## Instructions for the task
Every line in the records below that holds the word "React" is to be copied.

--------

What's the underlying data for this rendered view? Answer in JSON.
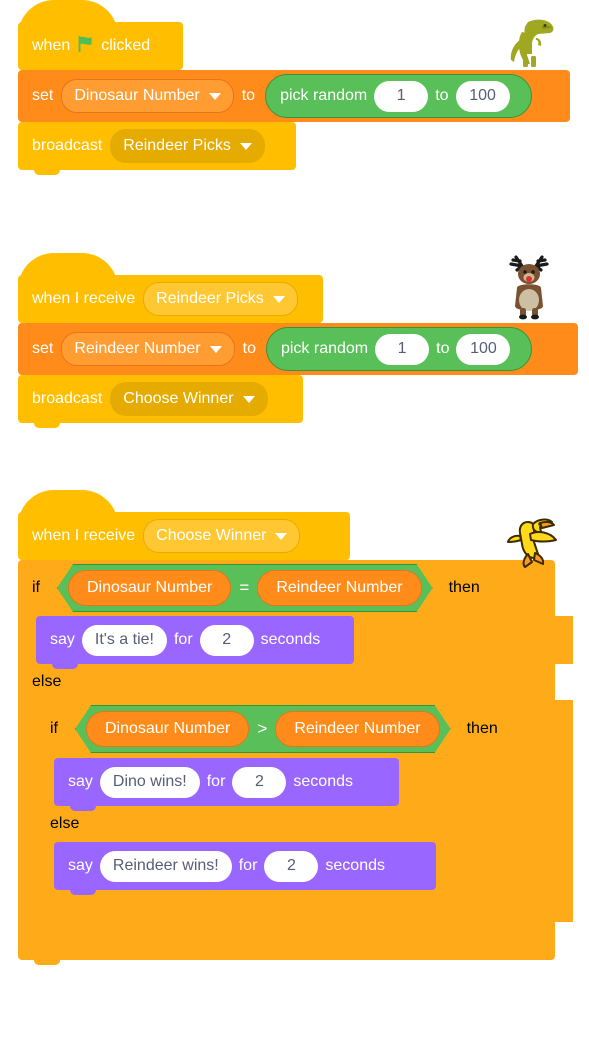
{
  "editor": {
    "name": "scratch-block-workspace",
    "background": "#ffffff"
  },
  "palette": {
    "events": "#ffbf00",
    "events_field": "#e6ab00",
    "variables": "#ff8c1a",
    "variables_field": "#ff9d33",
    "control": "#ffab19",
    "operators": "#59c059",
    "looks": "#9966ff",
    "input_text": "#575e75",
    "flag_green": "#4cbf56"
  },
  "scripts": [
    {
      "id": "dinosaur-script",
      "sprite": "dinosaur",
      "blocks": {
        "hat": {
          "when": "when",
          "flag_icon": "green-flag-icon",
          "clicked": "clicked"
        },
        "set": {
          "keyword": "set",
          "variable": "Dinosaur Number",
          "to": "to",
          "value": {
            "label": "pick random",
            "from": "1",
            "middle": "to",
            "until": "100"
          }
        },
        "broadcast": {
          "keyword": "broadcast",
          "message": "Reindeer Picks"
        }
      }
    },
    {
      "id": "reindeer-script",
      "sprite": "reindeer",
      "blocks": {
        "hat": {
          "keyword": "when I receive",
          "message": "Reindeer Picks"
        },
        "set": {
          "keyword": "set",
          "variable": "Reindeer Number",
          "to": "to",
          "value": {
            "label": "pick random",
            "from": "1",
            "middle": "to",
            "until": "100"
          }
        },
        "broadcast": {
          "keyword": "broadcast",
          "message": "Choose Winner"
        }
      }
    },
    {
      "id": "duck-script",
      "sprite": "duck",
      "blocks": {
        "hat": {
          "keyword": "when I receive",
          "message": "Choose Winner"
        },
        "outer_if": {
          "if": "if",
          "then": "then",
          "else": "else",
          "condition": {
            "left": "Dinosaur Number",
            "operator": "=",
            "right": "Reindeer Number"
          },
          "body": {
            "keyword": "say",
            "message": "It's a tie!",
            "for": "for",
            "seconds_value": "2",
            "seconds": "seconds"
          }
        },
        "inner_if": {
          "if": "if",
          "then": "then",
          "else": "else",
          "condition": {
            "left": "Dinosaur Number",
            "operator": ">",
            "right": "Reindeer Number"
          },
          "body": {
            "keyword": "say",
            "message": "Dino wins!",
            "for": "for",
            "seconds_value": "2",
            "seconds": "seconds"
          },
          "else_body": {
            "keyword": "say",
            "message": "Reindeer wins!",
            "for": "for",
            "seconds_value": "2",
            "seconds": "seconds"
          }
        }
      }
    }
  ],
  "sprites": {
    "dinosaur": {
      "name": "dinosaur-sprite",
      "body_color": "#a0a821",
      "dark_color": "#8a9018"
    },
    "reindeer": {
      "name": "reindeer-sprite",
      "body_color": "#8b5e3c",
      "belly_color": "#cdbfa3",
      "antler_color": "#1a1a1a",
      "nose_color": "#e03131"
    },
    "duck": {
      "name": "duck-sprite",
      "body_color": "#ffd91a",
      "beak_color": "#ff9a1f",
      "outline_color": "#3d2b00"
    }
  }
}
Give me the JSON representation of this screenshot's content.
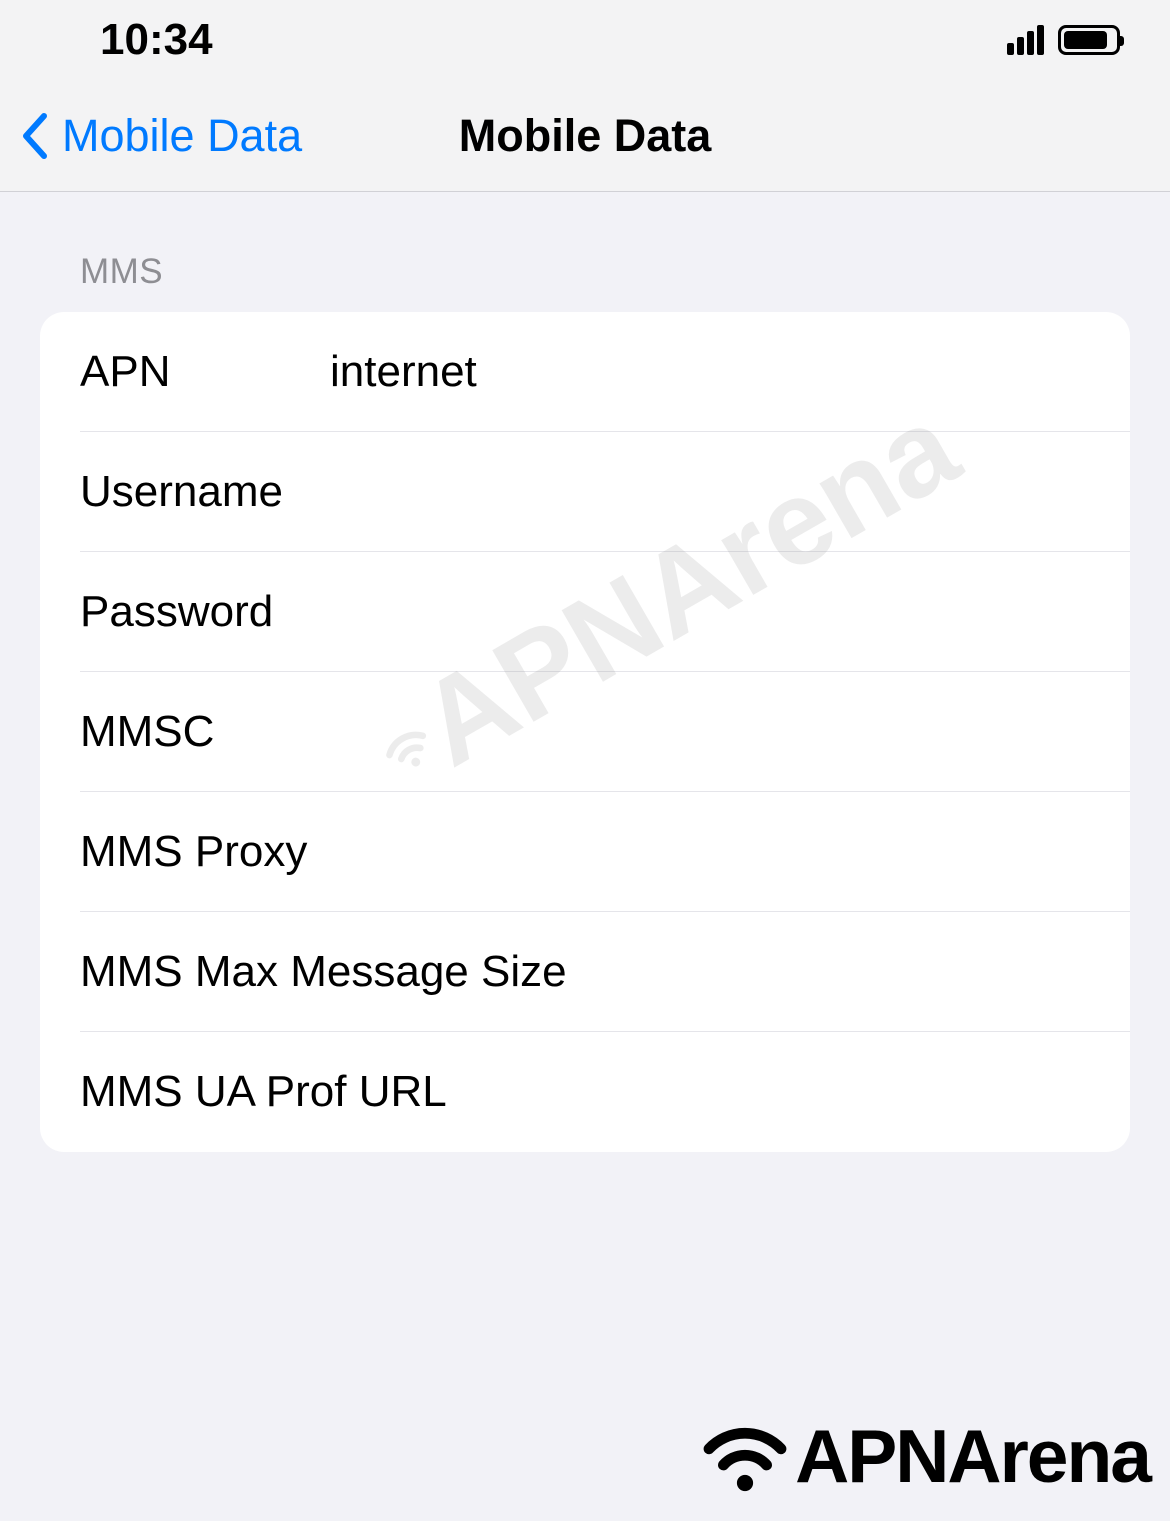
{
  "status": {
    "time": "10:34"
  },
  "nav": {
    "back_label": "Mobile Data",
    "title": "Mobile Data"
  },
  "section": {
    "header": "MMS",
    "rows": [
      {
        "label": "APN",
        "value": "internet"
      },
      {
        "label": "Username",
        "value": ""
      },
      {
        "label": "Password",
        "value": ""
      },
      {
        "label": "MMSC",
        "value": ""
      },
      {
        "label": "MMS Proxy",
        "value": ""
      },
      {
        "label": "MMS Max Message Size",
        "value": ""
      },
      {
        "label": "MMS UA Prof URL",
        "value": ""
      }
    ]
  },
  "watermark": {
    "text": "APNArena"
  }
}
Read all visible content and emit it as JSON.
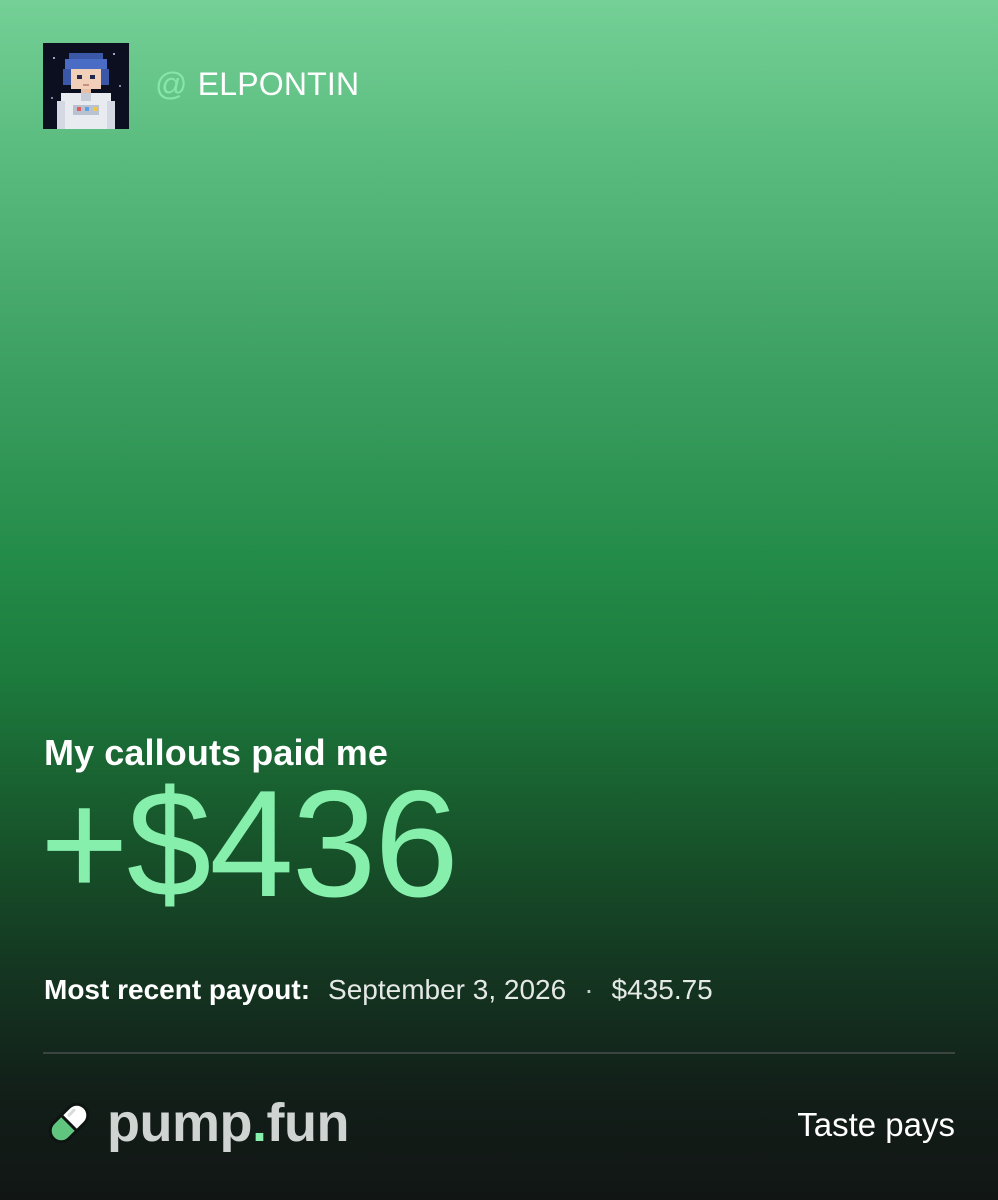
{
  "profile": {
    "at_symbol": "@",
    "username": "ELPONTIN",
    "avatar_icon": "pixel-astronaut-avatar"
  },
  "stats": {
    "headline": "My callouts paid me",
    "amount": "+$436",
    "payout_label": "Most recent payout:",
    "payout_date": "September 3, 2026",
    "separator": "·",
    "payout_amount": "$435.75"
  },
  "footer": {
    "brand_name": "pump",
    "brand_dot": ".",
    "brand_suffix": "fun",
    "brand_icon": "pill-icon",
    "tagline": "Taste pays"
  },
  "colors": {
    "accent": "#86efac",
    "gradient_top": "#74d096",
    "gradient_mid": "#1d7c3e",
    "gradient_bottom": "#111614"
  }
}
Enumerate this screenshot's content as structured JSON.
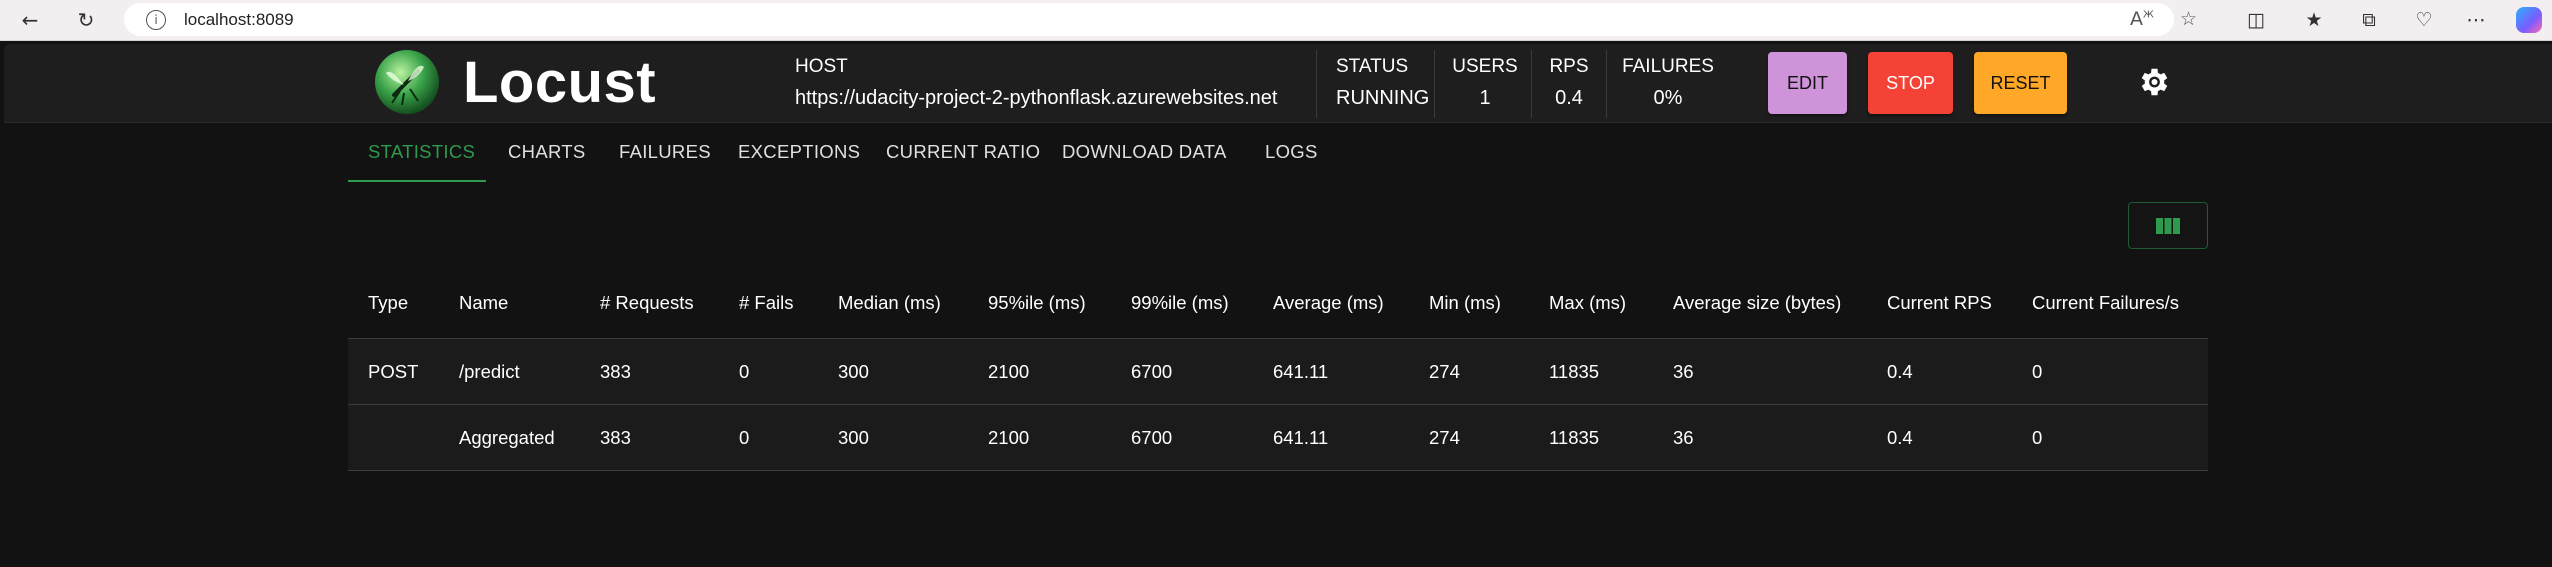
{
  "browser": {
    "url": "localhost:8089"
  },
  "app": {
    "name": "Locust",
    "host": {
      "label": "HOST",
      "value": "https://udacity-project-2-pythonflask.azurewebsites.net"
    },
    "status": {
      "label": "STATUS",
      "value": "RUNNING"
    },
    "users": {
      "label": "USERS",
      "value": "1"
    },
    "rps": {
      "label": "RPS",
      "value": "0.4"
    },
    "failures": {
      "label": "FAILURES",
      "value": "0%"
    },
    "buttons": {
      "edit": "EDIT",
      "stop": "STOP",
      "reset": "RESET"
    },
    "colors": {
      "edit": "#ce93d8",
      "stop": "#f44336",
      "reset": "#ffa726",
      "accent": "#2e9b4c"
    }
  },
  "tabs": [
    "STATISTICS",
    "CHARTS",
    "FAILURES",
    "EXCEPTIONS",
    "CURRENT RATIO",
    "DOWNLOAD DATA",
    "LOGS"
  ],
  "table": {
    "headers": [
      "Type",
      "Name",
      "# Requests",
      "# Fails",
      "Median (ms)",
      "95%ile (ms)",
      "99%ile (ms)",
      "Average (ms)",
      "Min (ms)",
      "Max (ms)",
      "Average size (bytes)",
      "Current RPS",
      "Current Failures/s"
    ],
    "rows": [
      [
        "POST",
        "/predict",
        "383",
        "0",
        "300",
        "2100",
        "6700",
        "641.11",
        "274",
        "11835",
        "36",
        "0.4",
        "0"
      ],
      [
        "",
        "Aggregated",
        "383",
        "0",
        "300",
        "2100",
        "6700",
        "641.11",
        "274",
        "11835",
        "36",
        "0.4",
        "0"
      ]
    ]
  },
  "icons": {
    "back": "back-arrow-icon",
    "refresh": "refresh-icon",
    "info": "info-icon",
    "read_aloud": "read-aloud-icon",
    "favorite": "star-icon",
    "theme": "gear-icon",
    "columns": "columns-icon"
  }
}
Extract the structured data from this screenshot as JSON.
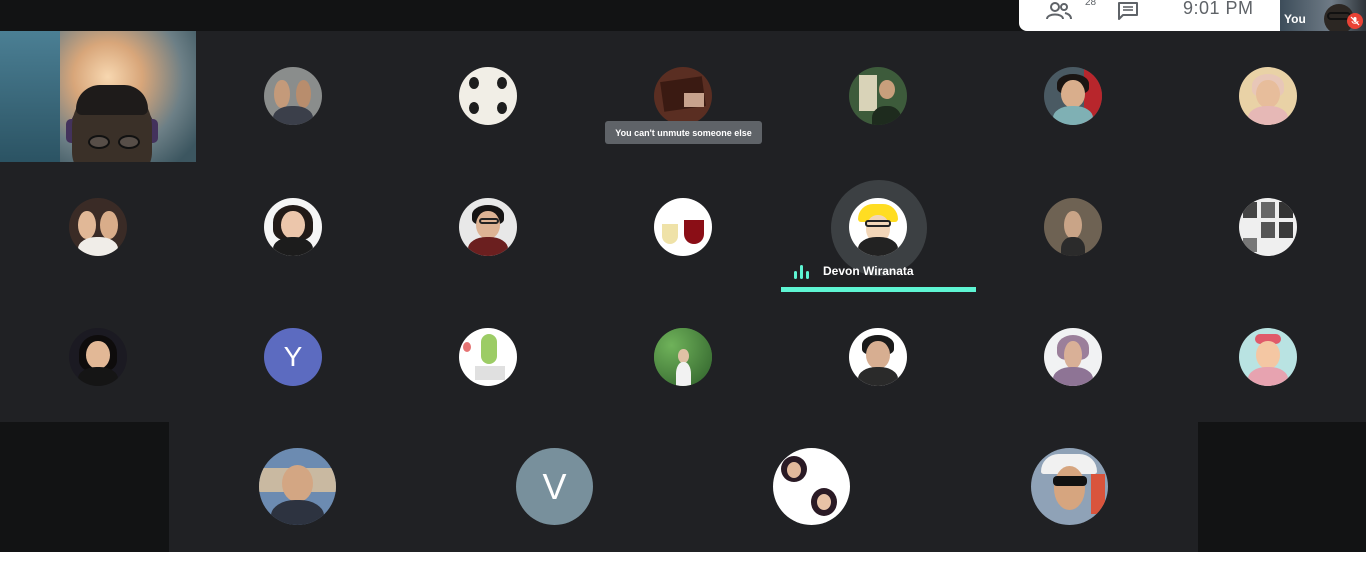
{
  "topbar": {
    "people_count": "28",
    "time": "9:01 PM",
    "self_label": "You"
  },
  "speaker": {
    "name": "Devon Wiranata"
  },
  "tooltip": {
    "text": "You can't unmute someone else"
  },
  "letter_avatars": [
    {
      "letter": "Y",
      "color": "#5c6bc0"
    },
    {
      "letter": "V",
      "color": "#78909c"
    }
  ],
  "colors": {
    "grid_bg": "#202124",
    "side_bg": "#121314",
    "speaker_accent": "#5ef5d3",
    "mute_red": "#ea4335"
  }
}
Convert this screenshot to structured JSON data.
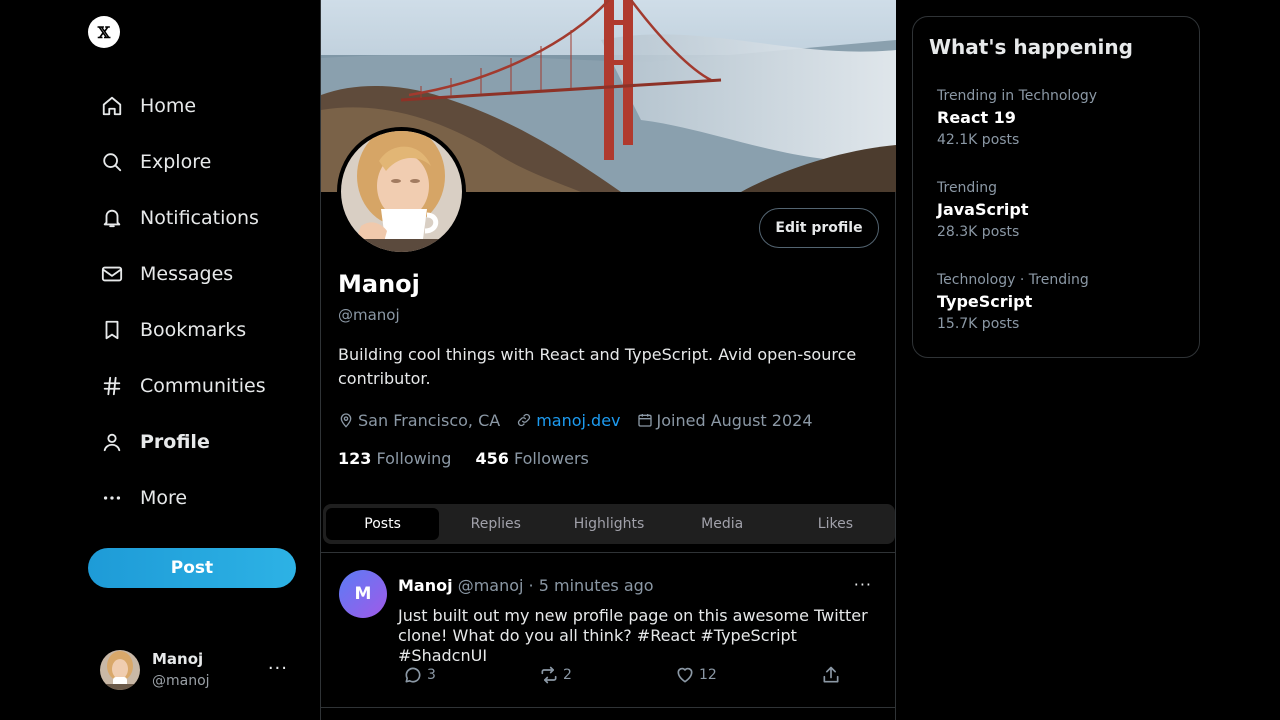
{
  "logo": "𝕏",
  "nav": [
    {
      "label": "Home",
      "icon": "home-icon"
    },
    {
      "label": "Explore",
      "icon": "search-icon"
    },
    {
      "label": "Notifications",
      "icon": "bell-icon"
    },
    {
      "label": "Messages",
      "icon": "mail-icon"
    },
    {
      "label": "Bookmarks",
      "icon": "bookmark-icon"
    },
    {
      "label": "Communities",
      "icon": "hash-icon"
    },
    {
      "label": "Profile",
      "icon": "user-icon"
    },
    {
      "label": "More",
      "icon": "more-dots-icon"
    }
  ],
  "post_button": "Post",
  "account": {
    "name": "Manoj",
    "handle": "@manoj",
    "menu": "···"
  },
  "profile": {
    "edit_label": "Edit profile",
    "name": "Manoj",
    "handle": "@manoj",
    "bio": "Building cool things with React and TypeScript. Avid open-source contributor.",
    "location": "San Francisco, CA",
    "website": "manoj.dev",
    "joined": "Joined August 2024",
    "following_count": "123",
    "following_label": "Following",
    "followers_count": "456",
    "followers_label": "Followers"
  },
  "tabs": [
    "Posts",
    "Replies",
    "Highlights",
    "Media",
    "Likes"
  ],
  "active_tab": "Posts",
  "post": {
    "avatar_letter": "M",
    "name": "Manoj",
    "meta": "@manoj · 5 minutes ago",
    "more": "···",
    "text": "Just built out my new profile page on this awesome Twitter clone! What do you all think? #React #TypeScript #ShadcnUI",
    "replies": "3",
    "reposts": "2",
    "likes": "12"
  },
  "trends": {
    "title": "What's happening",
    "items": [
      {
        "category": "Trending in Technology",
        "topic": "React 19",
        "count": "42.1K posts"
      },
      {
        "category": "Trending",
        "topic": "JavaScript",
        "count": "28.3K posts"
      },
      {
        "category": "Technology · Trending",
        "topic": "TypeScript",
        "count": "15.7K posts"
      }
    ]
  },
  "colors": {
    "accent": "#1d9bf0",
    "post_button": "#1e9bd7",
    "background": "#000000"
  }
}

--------

## Response
    "bio": "Building cool things with React and TypeScript. Avid open-source contributor.",
    "text": "Just built out my new profile page on this awesome Twitter clone! What do you all think? #React #TypeScript #ShadcnUI",
        "topic": "React 19",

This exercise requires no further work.